Information provided:
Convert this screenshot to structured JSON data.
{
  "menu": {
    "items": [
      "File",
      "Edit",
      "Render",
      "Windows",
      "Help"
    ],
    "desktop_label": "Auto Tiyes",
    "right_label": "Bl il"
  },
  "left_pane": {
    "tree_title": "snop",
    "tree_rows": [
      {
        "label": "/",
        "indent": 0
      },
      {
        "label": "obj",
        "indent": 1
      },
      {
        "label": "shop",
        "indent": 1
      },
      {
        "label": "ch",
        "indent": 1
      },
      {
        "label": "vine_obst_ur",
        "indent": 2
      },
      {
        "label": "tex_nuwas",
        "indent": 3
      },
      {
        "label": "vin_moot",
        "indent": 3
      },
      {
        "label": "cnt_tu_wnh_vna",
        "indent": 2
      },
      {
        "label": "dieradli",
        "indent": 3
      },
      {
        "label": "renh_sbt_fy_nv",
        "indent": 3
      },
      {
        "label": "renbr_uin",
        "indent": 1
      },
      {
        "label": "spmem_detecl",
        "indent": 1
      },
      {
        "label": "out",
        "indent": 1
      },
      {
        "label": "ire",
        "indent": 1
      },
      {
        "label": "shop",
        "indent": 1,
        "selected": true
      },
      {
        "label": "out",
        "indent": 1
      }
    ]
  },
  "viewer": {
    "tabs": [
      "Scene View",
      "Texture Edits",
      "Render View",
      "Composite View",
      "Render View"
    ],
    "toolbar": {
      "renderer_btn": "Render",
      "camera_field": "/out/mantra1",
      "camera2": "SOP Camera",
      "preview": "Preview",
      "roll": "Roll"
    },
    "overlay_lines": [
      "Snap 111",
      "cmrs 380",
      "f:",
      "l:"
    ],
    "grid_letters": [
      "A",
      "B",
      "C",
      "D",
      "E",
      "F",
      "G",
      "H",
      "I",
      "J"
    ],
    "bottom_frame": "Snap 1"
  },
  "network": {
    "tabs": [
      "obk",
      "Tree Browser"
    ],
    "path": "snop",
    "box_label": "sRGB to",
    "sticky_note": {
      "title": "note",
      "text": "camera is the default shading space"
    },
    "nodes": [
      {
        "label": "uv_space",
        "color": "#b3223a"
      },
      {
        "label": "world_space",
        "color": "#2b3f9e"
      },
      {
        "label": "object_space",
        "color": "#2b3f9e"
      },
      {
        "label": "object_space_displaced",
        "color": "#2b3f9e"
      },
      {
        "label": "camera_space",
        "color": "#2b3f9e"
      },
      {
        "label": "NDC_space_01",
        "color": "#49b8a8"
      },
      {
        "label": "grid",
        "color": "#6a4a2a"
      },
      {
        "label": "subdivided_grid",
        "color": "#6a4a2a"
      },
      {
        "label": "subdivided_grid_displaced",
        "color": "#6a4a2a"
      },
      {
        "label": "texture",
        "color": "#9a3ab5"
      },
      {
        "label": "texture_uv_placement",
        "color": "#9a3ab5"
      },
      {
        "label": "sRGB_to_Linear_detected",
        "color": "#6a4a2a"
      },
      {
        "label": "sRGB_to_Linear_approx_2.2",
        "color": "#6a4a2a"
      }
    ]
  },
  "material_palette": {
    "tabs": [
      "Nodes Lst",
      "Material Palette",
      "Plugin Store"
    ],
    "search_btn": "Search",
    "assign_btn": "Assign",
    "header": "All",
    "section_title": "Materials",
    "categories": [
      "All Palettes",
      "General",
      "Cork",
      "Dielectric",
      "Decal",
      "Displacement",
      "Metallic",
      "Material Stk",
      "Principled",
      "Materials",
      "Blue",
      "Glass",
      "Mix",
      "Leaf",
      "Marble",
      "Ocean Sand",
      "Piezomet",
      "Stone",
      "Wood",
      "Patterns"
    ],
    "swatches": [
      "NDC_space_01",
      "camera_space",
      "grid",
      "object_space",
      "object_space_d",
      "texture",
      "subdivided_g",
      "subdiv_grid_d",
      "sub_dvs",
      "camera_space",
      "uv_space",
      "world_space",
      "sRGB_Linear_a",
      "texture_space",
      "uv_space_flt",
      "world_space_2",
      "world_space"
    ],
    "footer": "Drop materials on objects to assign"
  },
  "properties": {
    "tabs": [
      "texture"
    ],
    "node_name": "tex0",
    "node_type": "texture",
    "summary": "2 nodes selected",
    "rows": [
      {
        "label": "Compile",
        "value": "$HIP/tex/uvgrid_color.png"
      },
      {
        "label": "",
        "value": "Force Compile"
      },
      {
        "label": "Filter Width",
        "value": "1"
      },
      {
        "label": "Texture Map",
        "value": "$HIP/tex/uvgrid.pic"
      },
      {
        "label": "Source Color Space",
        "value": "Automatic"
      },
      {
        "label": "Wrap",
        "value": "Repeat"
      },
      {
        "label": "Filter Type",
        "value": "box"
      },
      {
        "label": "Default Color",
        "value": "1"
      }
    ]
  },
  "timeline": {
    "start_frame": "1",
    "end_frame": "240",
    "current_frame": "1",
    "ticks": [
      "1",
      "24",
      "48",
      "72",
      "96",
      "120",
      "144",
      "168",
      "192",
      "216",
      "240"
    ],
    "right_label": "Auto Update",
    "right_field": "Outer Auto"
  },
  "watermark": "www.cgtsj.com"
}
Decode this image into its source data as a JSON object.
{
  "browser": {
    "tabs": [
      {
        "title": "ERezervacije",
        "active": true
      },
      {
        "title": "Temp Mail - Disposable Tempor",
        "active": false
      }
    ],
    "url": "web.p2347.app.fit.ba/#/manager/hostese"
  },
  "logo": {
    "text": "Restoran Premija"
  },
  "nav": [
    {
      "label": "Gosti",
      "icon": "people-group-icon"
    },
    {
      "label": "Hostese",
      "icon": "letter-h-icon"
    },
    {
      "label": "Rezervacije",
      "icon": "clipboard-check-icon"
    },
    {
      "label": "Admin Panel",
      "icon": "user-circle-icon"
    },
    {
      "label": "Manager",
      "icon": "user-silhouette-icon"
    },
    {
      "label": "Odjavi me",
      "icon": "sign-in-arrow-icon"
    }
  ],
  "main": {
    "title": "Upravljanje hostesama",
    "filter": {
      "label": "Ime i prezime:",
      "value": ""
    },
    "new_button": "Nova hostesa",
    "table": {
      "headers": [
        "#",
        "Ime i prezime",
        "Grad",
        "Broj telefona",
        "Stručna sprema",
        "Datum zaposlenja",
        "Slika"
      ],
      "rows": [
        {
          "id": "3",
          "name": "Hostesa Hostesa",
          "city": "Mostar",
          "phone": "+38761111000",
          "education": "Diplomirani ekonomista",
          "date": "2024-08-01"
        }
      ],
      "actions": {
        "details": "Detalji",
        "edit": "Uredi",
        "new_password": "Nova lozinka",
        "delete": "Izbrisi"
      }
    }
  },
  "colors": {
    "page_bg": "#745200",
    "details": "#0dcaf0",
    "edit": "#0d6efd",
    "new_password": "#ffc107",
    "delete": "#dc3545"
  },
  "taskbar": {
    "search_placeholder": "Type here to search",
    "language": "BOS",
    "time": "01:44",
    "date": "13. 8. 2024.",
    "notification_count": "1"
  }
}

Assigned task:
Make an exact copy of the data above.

Result below:
Convert this screenshot to structured JSON data.
{
  "menu": {
    "items": [
      "File",
      "Edit",
      "Render",
      "Windows",
      "Help"
    ],
    "desktop_label": "Auto Tiyes",
    "right_label": "Bl il"
  },
  "left_pane": {
    "tree_title": "snop",
    "tree_rows": [
      {
        "label": "/",
        "indent": 0
      },
      {
        "label": "obj",
        "indent": 1
      },
      {
        "label": "shop",
        "indent": 1
      },
      {
        "label": "ch",
        "indent": 1
      },
      {
        "label": "vine_obst_ur",
        "indent": 2
      },
      {
        "label": "tex_nuwas",
        "indent": 3
      },
      {
        "label": "vin_moot",
        "indent": 3
      },
      {
        "label": "cnt_tu_wnh_vna",
        "indent": 2
      },
      {
        "label": "dieradli",
        "indent": 3
      },
      {
        "label": "renh_sbt_fy_nv",
        "indent": 3
      },
      {
        "label": "renbr_uin",
        "indent": 1
      },
      {
        "label": "spmem_detecl",
        "indent": 1
      },
      {
        "label": "out",
        "indent": 1
      },
      {
        "label": "ire",
        "indent": 1
      },
      {
        "label": "shop",
        "indent": 1,
        "selected": true
      },
      {
        "label": "out",
        "indent": 1
      }
    ]
  },
  "viewer": {
    "tabs": [
      "Scene View",
      "Texture Edits",
      "Render View",
      "Composite View",
      "Render View"
    ],
    "toolbar": {
      "renderer_btn": "Render",
      "camera_field": "/out/mantra1",
      "camera2": "SOP Camera",
      "preview": "Preview",
      "roll": "Roll"
    },
    "overlay_lines": [
      "Snap 111",
      "cmrs 380",
      "f:",
      "l:"
    ],
    "grid_letters": [
      "A",
      "B",
      "C",
      "D",
      "E",
      "F",
      "G",
      "H",
      "I",
      "J"
    ],
    "bottom_frame": "Snap 1"
  },
  "network": {
    "tabs": [
      "obk",
      "Tree Browser"
    ],
    "path": "snop",
    "box_label": "sRGB to",
    "sticky_note": {
      "title": "note",
      "text": "camera is the default shading space"
    },
    "nodes": [
      {
        "label": "uv_space",
        "color": "#b3223a"
      },
      {
        "label": "world_space",
        "color": "#2b3f9e"
      },
      {
        "label": "object_space",
        "color": "#2b3f9e"
      },
      {
        "label": "object_space_displaced",
        "color": "#2b3f9e"
      },
      {
        "label": "camera_space",
        "color": "#2b3f9e"
      },
      {
        "label": "NDC_space_01",
        "color": "#49b8a8"
      },
      {
        "label": "grid",
        "color": "#6a4a2a"
      },
      {
        "label": "subdivided_grid",
        "color": "#6a4a2a"
      },
      {
        "label": "subdivided_grid_displaced",
        "color": "#6a4a2a"
      },
      {
        "label": "texture",
        "color": "#9a3ab5"
      },
      {
        "label": "texture_uv_placement",
        "color": "#9a3ab5"
      },
      {
        "label": "sRGB_to_Linear_detected",
        "color": "#6a4a2a"
      },
      {
        "label": "sRGB_to_Linear_approx_2.2",
        "color": "#6a4a2a"
      }
    ]
  },
  "material_palette": {
    "tabs": [
      "Nodes Lst",
      "Material Palette",
      "Plugin Store"
    ],
    "search_btn": "Search",
    "assign_btn": "Assign",
    "header": "All",
    "section_title": "Materials",
    "categories": [
      "All Palettes",
      "General",
      "Cork",
      "Dielectric",
      "Decal",
      "Displacement",
      "Metallic",
      "Material Stk",
      "Principled",
      "Materials",
      "Blue",
      "Glass",
      "Mix",
      "Leaf",
      "Marble",
      "Ocean Sand",
      "Piezomet",
      "Stone",
      "Wood",
      "Patterns"
    ],
    "swatches": [
      "NDC_space_01",
      "camera_space",
      "grid",
      "object_space",
      "object_space_d",
      "texture",
      "subdivided_g",
      "subdiv_grid_d",
      "sub_dvs",
      "camera_space",
      "uv_space",
      "world_space",
      "sRGB_Linear_a",
      "texture_space",
      "uv_space_flt",
      "world_space_2",
      "world_space"
    ],
    "footer": "Drop materials on objects to assign"
  },
  "properties": {
    "tabs": [
      "texture"
    ],
    "node_name": "tex0",
    "node_type": "texture",
    "summary": "2 nodes selected",
    "rows": [
      {
        "label": "Compile",
        "value": "$HIP/tex/uvgrid_color.png"
      },
      {
        "label": "",
        "value": "Force Compile"
      },
      {
        "label": "Filter Width",
        "value": "1"
      },
      {
        "label": "Texture Map",
        "value": "$HIP/tex/uvgrid.pic"
      },
      {
        "label": "Source Color Space",
        "value": "Automatic"
      },
      {
        "label": "Wrap",
        "value": "Repeat"
      },
      {
        "label": "Filter Type",
        "value": "box"
      },
      {
        "label": "Default Color",
        "value": "1"
      }
    ]
  },
  "timeline": {
    "start_frame": "1",
    "end_frame": "240",
    "current_frame": "1",
    "ticks": [
      "1",
      "24",
      "48",
      "72",
      "96",
      "120",
      "144",
      "168",
      "192",
      "216",
      "240"
    ],
    "right_label": "Auto Update",
    "right_field": "Outer Auto"
  },
  "watermark": "www.cgtsj.com"
}
Decode this image into its source data as a JSON object.
{
  "browser": {
    "tabs": [
      {
        "title": "ERezervacije",
        "active": true
      },
      {
        "title": "Temp Mail - Disposable Tempor",
        "active": false
      }
    ],
    "url": "web.p2347.app.fit.ba/#/manager/hostese"
  },
  "logo": {
    "text": "Restoran Premija"
  },
  "nav": [
    {
      "label": "Gosti",
      "icon": "people-group-icon"
    },
    {
      "label": "Hostese",
      "icon": "letter-h-icon"
    },
    {
      "label": "Rezervacije",
      "icon": "clipboard-check-icon"
    },
    {
      "label": "Admin Panel",
      "icon": "user-circle-icon"
    },
    {
      "label": "Manager",
      "icon": "user-silhouette-icon"
    },
    {
      "label": "Odjavi me",
      "icon": "sign-in-arrow-icon"
    }
  ],
  "main": {
    "title": "Upravljanje hostesama",
    "filter": {
      "label": "Ime i prezime:",
      "value": ""
    },
    "new_button": "Nova hostesa",
    "table": {
      "headers": [
        "#",
        "Ime i prezime",
        "Grad",
        "Broj telefona",
        "Stručna sprema",
        "Datum zaposlenja",
        "Slika"
      ],
      "rows": [
        {
          "id": "3",
          "name": "Hostesa Hostesa",
          "city": "Mostar",
          "phone": "+38761111000",
          "education": "Diplomirani ekonomista",
          "date": "2024-08-01"
        }
      ],
      "actions": {
        "details": "Detalji",
        "edit": "Uredi",
        "new_password": "Nova lozinka",
        "delete": "Izbrisi"
      }
    }
  },
  "colors": {
    "page_bg": "#745200",
    "details": "#0dcaf0",
    "edit": "#0d6efd",
    "new_password": "#ffc107",
    "delete": "#dc3545"
  },
  "taskbar": {
    "search_placeholder": "Type here to search",
    "language": "BOS",
    "time": "01:44",
    "date": "13. 8. 2024.",
    "notification_count": "1"
  }
}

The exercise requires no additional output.